|March 2021||Ø On March 18, a single judge of the Delhi High Court, who had issued a short interim order in February, issued a detailed order not only affirming SIAC’s order but also ordering the attachment of Biyani’s and other Future Group directors’ properties.
Ø Future took this order to a division bench in HC, where he was able to secure another stay from the larger bench.
Ø Amazon then appealed the stay order to the Supreme Court, which instructed all lower courts to stay their hands until it pass a final decision.
|August 2021||Ø The Supreme Court, ruled on August 6, 2021, that the Future Group is bound by the SIAC’s emergency award, which is enforceable under the Indian arbitration law.
Ø Future then appealed to the Supreme Court the single judge’s March 18 order.
|September 2021||Ø The Supreme Court heard Future’s appeal against the single judge ruling on September 9, 2021, and barred the Delhi High Court from issuing any adverse directives against Future’s transaction with Reliance.|
|October 2021||Ø SIAC denied Future’s request to lift the interim stay on its agreement with Reliance.|
The current turn of events
On December 17, things took a surprise turn when CCI suspended its approval for Amazon’s 2019 investment in Future Coupons.
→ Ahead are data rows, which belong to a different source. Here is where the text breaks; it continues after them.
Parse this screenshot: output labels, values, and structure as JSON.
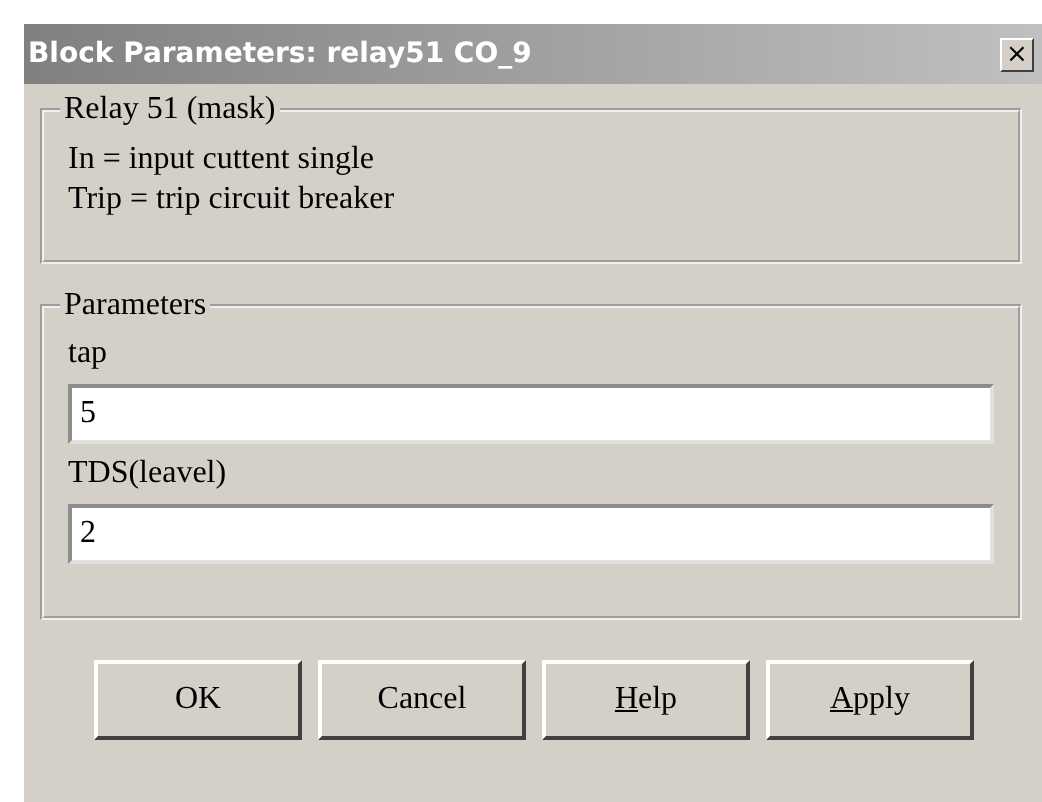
{
  "window": {
    "title": "Block Parameters: relay51 CO_9",
    "close": "×"
  },
  "description": {
    "title": "Relay 51 (mask)",
    "lines": [
      "In = input cuttent single",
      "Trip = trip circuit breaker"
    ]
  },
  "parameters": {
    "title": "Parameters",
    "fields": [
      {
        "label": "tap",
        "value": "5"
      },
      {
        "label": "TDS(leavel)",
        "value": "2"
      }
    ]
  },
  "buttons": [
    {
      "label": "OK"
    },
    {
      "label": "Cancel"
    },
    {
      "underlined": "H",
      "label": "elp"
    },
    {
      "underlined": "A",
      "label": "pply"
    }
  ]
}
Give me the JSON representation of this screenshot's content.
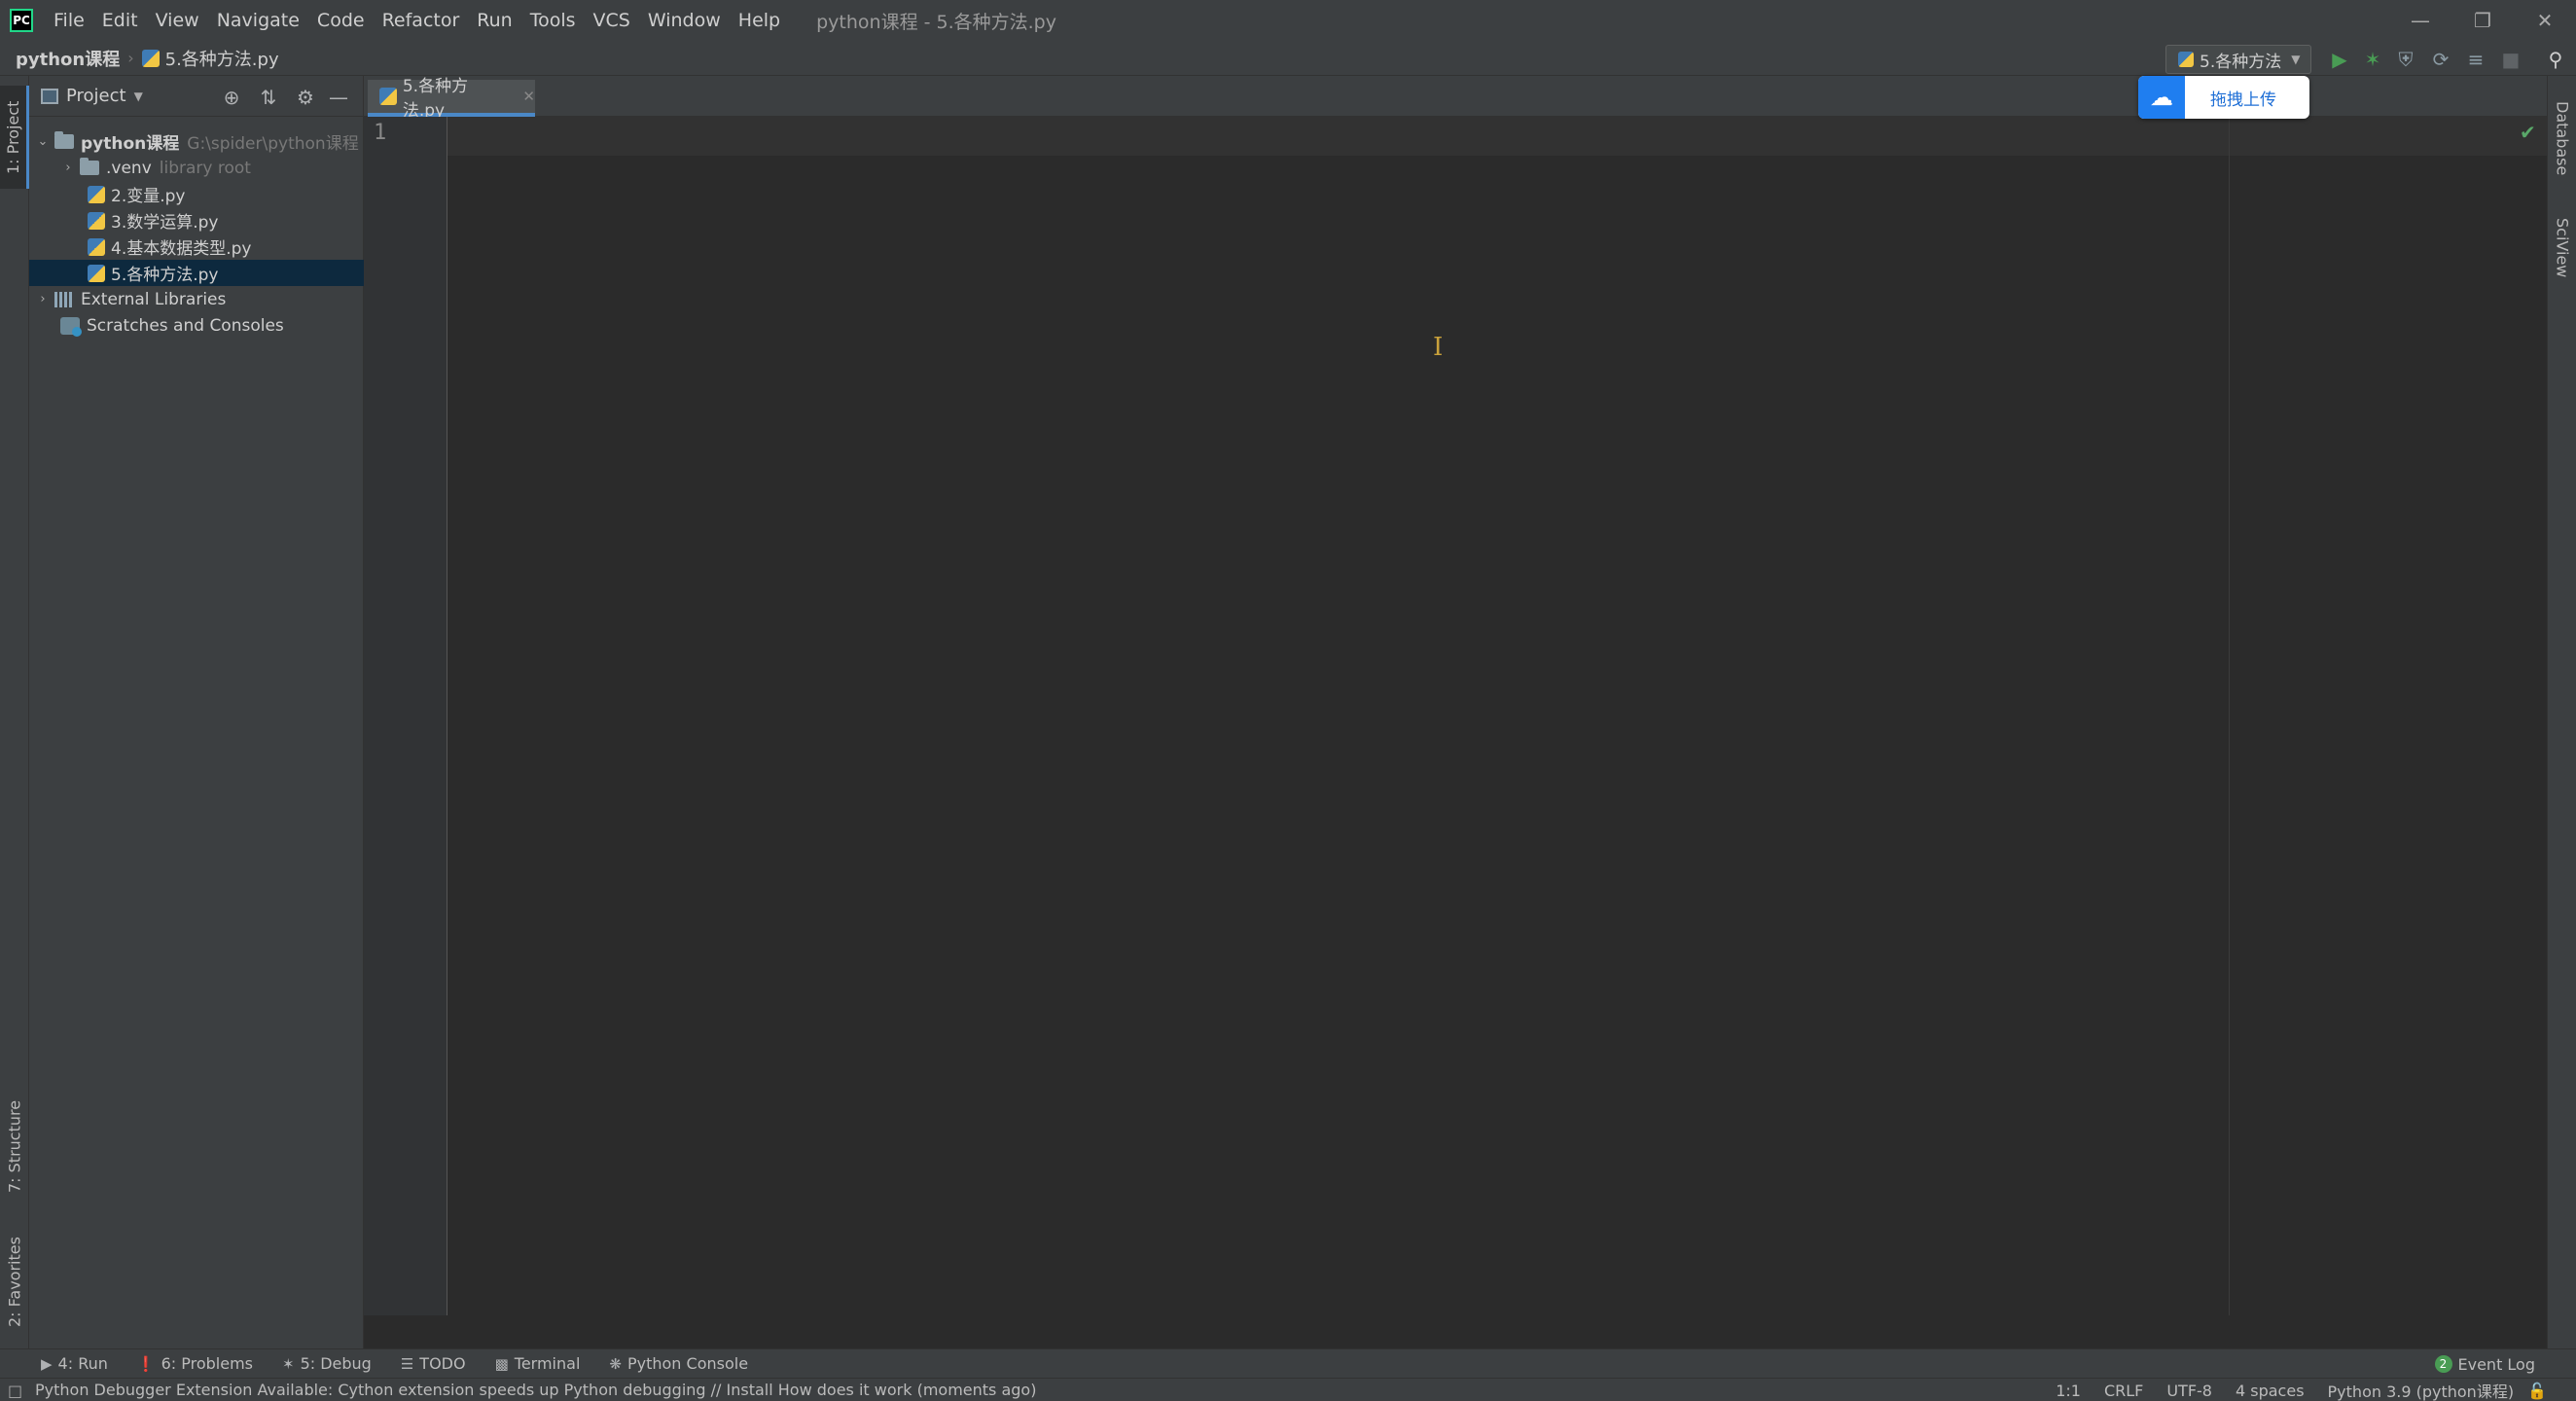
{
  "app": {
    "logo_text": "PC",
    "window_title": "python课程 - 5.各种方法.py"
  },
  "menu": [
    "File",
    "Edit",
    "View",
    "Navigate",
    "Code",
    "Refactor",
    "Run",
    "Tools",
    "VCS",
    "Window",
    "Help"
  ],
  "navbar": {
    "project": "python课程",
    "file": "5.各种方法.py",
    "run_config": "5.各种方法"
  },
  "upload_widget": {
    "label": "拖拽上传"
  },
  "left_strip": {
    "project_tab": "1: Project",
    "structure_tab": "7: Structure",
    "favorites_tab": "2: Favorites"
  },
  "right_strip": {
    "database_tab": "Database",
    "sciview_tab": "SciView"
  },
  "project_panel": {
    "title": "Project",
    "tree": [
      {
        "label": "python课程",
        "hint": "G:\\spider\\python课程"
      },
      {
        "label": ".venv",
        "hint": "library root"
      },
      {
        "label": "2.变量.py"
      },
      {
        "label": "3.数学运算.py"
      },
      {
        "label": "4.基本数据类型.py"
      },
      {
        "label": "5.各种方法.py"
      },
      {
        "label": "External Libraries"
      },
      {
        "label": "Scratches and Consoles"
      }
    ]
  },
  "editor": {
    "tab_label": "5.各种方法.py",
    "line_number": "1"
  },
  "bottom_tools": {
    "run": "4: Run",
    "problems": "6: Problems",
    "debug": "5: Debug",
    "todo": "TODO",
    "terminal": "Terminal",
    "python_console": "Python Console",
    "event_log": "Event Log",
    "event_count": "2"
  },
  "statusbar": {
    "message": "Python Debugger Extension Available: Cython extension speeds up Python debugging // Install   How does it work (moments ago)",
    "position": "1:1",
    "line_sep": "CRLF",
    "encoding": "UTF-8",
    "indent": "4 spaces",
    "interpreter": "Python 3.9 (python课程)"
  },
  "colors": {
    "accent": "#4a88c7",
    "selection": "#0d293e",
    "editor_bg": "#2b2b2b",
    "panel_bg": "#3c3f41"
  }
}
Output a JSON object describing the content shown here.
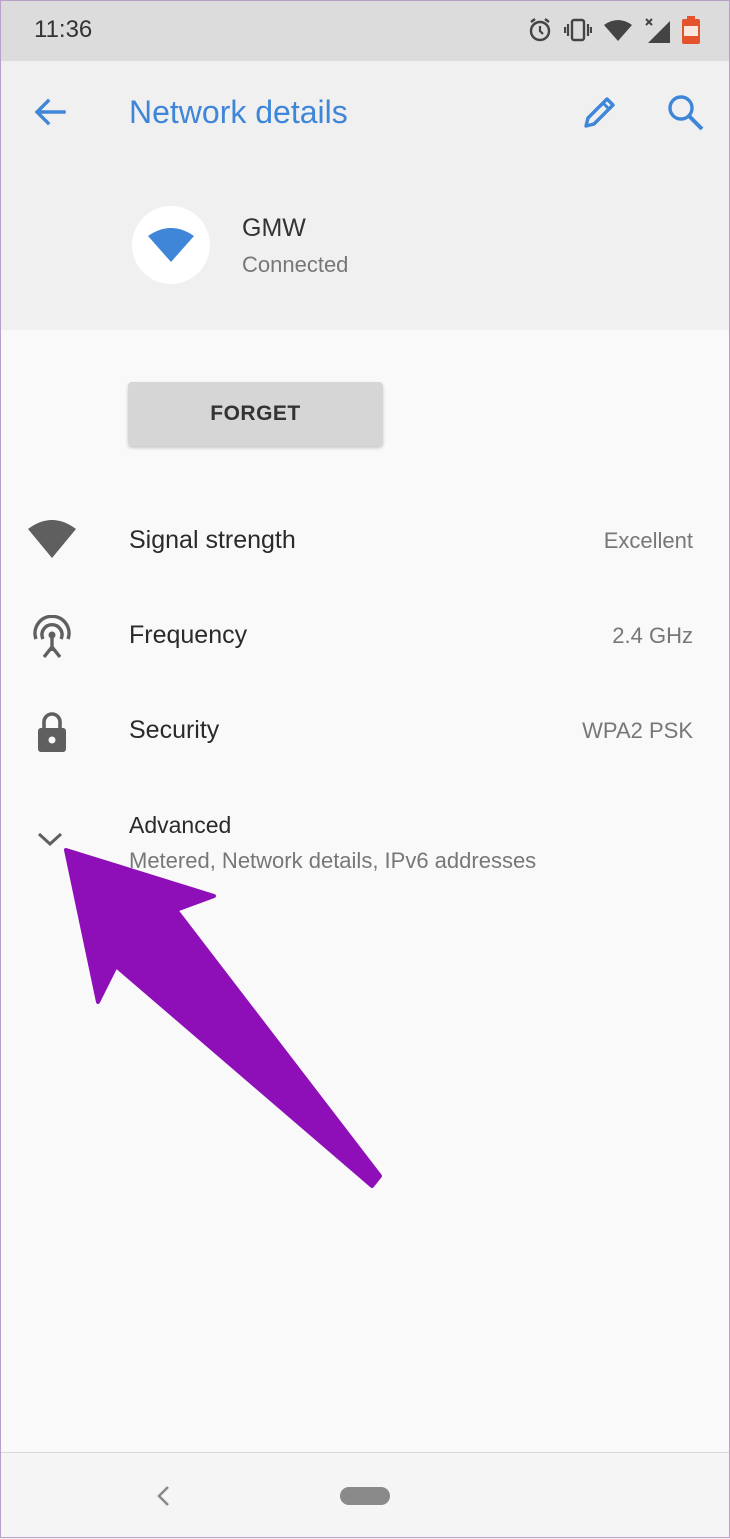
{
  "status_bar": {
    "time": "11:36",
    "icons": [
      "alarm-icon",
      "vibrate-icon",
      "wifi-icon",
      "cell-signal-icon",
      "battery-icon"
    ],
    "battery_level": "42",
    "battery_color": "#e5532d"
  },
  "header": {
    "title": "Network details",
    "accent_color": "#3f86d8"
  },
  "network": {
    "name": "GMW",
    "status": "Connected"
  },
  "actions": {
    "forget_label": "FORGET"
  },
  "details": [
    {
      "icon": "wifi-signal-icon",
      "label": "Signal strength",
      "value": "Excellent"
    },
    {
      "icon": "antenna-icon",
      "label": "Frequency",
      "value": "2.4 GHz"
    },
    {
      "icon": "lock-icon",
      "label": "Security",
      "value": "WPA2 PSK"
    }
  ],
  "advanced": {
    "label": "Advanced",
    "summary": "Metered, Network details, IPv6 addresses"
  },
  "annotation": {
    "arrow_color": "#8e0fb8"
  }
}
CCI discovered that Amazon did not disclose the terms of the shareholder agreement at the time of acquisition and that its goal was to gain strategic control over Future Retail and gain a foothold in Indian retail.
CCI gives Amazon 60 days to give notice of the acquisition, after which the Commission will “re-examine the acquisition.” Amazon was also fined with Rs. 200 crores for concealing material facts when seeking the CCI’s approval.
The CCI’s order revoking Amazon-Future Deal gives a boost to Future Group and can be very effectively used by Future Group to quash proceedings initiated by Amazon in various forums i.e Supreme Court, NCLAT, and SIAC, to block the Future-Reliance deal. Thus the CCI’s order holds immense importance in the dispute. Alongside, it is also important to observe the Supreme Court ruling that without the completion of arbitration proceedings before SIAC, the Reliance-Future deal cannot be executed.
Thus the climax is still to come, and only time will tell which way the pendulum will swing. It will be fascinating to watch who benefits the most from all of this.